** Working data follows **

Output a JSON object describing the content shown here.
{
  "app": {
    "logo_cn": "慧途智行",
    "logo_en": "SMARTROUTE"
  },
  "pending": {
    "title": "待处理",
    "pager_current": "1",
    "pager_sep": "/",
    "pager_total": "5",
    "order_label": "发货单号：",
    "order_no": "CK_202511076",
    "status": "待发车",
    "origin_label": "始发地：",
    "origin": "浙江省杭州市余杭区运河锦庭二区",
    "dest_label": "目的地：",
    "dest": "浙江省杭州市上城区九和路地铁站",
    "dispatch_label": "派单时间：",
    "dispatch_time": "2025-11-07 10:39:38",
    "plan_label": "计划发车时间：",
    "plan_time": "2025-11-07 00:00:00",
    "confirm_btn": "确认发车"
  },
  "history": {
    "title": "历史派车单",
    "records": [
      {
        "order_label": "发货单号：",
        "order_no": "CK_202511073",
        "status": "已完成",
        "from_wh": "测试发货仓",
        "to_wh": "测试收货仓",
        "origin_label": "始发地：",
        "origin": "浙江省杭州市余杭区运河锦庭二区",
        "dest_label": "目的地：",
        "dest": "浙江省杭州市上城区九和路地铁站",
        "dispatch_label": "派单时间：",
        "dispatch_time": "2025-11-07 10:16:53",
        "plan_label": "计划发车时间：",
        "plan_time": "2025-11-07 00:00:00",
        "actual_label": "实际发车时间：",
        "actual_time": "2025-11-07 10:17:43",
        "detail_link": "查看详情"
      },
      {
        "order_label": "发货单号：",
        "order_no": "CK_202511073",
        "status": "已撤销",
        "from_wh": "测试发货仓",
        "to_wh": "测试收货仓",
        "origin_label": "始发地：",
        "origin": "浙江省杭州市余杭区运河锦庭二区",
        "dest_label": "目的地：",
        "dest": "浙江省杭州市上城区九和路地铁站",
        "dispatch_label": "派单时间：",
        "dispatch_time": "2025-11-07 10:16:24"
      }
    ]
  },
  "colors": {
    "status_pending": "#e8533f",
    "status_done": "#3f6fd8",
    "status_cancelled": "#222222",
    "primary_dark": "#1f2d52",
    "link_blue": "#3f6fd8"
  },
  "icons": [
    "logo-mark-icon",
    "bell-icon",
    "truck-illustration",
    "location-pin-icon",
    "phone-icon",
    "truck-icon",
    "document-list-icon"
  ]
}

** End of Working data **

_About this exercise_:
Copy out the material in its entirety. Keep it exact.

_Response box_:
Output a JSON object describing the content shown here.
{
  "app": {
    "logo_cn": "慧途智行",
    "logo_en": "SMARTROUTE"
  },
  "pending": {
    "title": "待处理",
    "pager_current": "1",
    "pager_sep": "/",
    "pager_total": "5",
    "order_label": "发货单号：",
    "order_no": "CK_202511076",
    "status": "待发车",
    "origin_label": "始发地：",
    "origin": "浙江省杭州市余杭区运河锦庭二区",
    "dest_label": "目的地：",
    "dest": "浙江省杭州市上城区九和路地铁站",
    "dispatch_label": "派单时间：",
    "dispatch_time": "2025-11-07 10:39:38",
    "plan_label": "计划发车时间：",
    "plan_time": "2025-11-07 00:00:00",
    "confirm_btn": "确认发车"
  },
  "history": {
    "title": "历史派车单",
    "records": [
      {
        "order_label": "发货单号：",
        "order_no": "CK_202511073",
        "status": "已完成",
        "from_wh": "测试发货仓",
        "to_wh": "测试收货仓",
        "origin_label": "始发地：",
        "origin": "浙江省杭州市余杭区运河锦庭二区",
        "dest_label": "目的地：",
        "dest": "浙江省杭州市上城区九和路地铁站",
        "dispatch_label": "派单时间：",
        "dispatch_time": "2025-11-07 10:16:53",
        "plan_label": "计划发车时间：",
        "plan_time": "2025-11-07 00:00:00",
        "actual_label": "实际发车时间：",
        "actual_time": "2025-11-07 10:17:43",
        "detail_link": "查看详情"
      },
      {
        "order_label": "发货单号：",
        "order_no": "CK_202511073",
        "status": "已撤销",
        "from_wh": "测试发货仓",
        "to_wh": "测试收货仓",
        "origin_label": "始发地：",
        "origin": "浙江省杭州市余杭区运河锦庭二区",
        "dest_label": "目的地：",
        "dest": "浙江省杭州市上城区九和路地铁站",
        "dispatch_label": "派单时间：",
        "dispatch_time": "2025-11-07 10:16:24"
      }
    ]
  },
  "colors": {
    "status_pending": "#e8533f",
    "status_done": "#3f6fd8",
    "status_cancelled": "#222222",
    "primary_dark": "#1f2d52",
    "link_blue": "#3f6fd8"
  },
  "icons": [
    "logo-mark-icon",
    "bell-icon",
    "truck-illustration",
    "location-pin-icon",
    "phone-icon",
    "truck-icon",
    "document-list-icon"
  ]
}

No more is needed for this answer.